- _Work task_:
Each entry, in full: copy it out exactly.
-----
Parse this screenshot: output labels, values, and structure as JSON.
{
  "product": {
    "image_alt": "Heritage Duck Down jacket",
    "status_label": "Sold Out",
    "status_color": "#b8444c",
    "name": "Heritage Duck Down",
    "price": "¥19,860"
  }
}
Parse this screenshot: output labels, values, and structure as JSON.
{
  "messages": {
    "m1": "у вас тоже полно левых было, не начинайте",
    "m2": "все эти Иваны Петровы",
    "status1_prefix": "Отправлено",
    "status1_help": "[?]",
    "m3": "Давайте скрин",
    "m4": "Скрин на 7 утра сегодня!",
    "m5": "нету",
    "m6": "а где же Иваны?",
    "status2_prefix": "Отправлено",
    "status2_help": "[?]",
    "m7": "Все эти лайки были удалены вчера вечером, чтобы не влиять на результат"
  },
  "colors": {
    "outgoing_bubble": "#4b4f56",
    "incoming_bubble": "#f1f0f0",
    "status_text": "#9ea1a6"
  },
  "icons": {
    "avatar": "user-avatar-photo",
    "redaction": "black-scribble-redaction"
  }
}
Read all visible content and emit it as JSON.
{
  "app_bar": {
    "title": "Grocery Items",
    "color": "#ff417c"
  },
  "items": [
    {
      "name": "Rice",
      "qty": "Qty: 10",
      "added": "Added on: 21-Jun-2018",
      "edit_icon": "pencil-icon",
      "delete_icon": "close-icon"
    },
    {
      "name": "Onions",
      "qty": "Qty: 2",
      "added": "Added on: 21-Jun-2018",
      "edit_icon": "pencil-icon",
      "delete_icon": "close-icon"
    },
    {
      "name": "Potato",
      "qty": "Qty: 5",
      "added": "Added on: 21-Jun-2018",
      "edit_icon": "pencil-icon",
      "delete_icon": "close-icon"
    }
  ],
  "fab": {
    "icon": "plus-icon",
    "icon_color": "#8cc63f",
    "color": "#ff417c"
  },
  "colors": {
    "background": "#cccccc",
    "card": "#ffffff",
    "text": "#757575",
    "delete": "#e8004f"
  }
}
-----
- _Expected answer_:
Parse this screenshot: output labels, values, and structure as JSON.
{
  "product": {
    "image_alt": "Heritage Duck Down jacket",
    "status_label": "Sold Out",
    "status_color": "#b8444c",
    "name": "Heritage Duck Down",
    "price": "¥19,860"
  }
}
Parse this screenshot: output labels, values, and structure as JSON.
{
  "messages": {
    "m1": "у вас тоже полно левых было, не начинайте",
    "m2": "все эти Иваны Петровы",
    "status1_prefix": "Отправлено",
    "status1_help": "[?]",
    "m3": "Давайте скрин",
    "m4": "Скрин на 7 утра сегодня!",
    "m5": "нету",
    "m6": "а где же Иваны?",
    "status2_prefix": "Отправлено",
    "status2_help": "[?]",
    "m7": "Все эти лайки были удалены вчера вечером, чтобы не влиять на результат"
  },
  "colors": {
    "outgoing_bubble": "#4b4f56",
    "incoming_bubble": "#f1f0f0",
    "status_text": "#9ea1a6"
  },
  "icons": {
    "avatar": "user-avatar-photo",
    "redaction": "black-scribble-redaction"
  }
}
Read all visible content and emit it as JSON.
{
  "app_bar": {
    "title": "Grocery Items",
    "color": "#ff417c"
  },
  "items": [
    {
      "name": "Rice",
      "qty": "Qty: 10",
      "added": "Added on: 21-Jun-2018",
      "edit_icon": "pencil-icon",
      "delete_icon": "close-icon"
    },
    {
      "name": "Onions",
      "qty": "Qty: 2",
      "added": "Added on: 21-Jun-2018",
      "edit_icon": "pencil-icon",
      "delete_icon": "close-icon"
    },
    {
      "name": "Potato",
      "qty": "Qty: 5",
      "added": "Added on: 21-Jun-2018",
      "edit_icon": "pencil-icon",
      "delete_icon": "close-icon"
    }
  ],
  "fab": {
    "icon": "plus-icon",
    "icon_color": "#8cc63f",
    "color": "#ff417c"
  },
  "colors": {
    "background": "#cccccc",
    "card": "#ffffff",
    "text": "#757575",
    "delete": "#e8004f"
  }
}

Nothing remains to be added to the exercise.